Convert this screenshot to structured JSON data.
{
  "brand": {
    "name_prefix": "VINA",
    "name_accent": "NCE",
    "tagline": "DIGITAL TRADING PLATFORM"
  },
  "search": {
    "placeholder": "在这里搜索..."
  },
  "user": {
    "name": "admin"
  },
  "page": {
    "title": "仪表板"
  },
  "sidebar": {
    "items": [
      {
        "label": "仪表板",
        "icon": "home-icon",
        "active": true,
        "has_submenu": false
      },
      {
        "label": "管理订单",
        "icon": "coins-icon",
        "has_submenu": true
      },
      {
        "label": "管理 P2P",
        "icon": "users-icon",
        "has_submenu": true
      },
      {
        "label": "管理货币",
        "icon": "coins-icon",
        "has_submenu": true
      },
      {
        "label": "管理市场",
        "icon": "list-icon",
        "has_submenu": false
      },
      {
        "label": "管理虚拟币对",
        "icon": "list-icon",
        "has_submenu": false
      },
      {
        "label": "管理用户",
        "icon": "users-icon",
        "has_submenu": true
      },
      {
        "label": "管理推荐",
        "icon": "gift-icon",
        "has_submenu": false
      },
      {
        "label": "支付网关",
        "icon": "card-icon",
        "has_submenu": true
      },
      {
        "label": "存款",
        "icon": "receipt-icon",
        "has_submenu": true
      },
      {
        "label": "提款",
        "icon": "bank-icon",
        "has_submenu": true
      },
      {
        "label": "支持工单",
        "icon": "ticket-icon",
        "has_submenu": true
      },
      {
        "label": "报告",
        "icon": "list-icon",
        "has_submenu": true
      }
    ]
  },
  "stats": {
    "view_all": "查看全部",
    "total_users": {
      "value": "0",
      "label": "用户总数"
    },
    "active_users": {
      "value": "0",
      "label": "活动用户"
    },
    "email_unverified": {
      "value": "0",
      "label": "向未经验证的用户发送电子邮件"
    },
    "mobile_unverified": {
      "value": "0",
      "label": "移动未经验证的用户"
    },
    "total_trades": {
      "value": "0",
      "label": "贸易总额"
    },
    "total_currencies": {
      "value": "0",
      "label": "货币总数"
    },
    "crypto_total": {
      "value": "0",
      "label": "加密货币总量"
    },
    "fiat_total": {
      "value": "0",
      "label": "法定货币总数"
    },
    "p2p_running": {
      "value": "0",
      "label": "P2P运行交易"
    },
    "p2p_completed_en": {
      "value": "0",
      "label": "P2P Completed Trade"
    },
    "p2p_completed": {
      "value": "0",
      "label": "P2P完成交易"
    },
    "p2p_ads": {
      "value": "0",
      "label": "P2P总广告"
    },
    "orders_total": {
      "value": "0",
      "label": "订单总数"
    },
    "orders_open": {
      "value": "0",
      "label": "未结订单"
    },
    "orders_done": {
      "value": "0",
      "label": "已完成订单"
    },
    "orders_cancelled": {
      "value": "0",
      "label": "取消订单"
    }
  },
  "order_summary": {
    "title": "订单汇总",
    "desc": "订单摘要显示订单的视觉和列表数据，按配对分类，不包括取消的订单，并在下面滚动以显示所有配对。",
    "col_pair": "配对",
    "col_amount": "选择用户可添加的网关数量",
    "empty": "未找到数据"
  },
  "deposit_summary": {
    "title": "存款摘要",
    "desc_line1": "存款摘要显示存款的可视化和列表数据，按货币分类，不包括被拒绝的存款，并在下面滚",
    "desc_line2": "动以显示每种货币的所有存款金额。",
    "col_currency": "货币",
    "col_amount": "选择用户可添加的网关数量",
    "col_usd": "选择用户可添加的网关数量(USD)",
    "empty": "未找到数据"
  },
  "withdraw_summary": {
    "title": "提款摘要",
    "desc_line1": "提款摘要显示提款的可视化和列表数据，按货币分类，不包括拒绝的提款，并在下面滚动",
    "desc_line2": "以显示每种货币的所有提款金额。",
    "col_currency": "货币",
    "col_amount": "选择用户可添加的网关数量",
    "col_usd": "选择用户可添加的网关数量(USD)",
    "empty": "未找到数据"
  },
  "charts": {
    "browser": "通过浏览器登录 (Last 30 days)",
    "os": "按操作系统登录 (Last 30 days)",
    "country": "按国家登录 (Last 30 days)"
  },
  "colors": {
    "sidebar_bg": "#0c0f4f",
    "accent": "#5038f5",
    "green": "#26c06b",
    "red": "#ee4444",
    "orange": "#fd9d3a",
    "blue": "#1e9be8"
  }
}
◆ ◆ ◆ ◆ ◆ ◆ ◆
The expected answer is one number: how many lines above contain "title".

4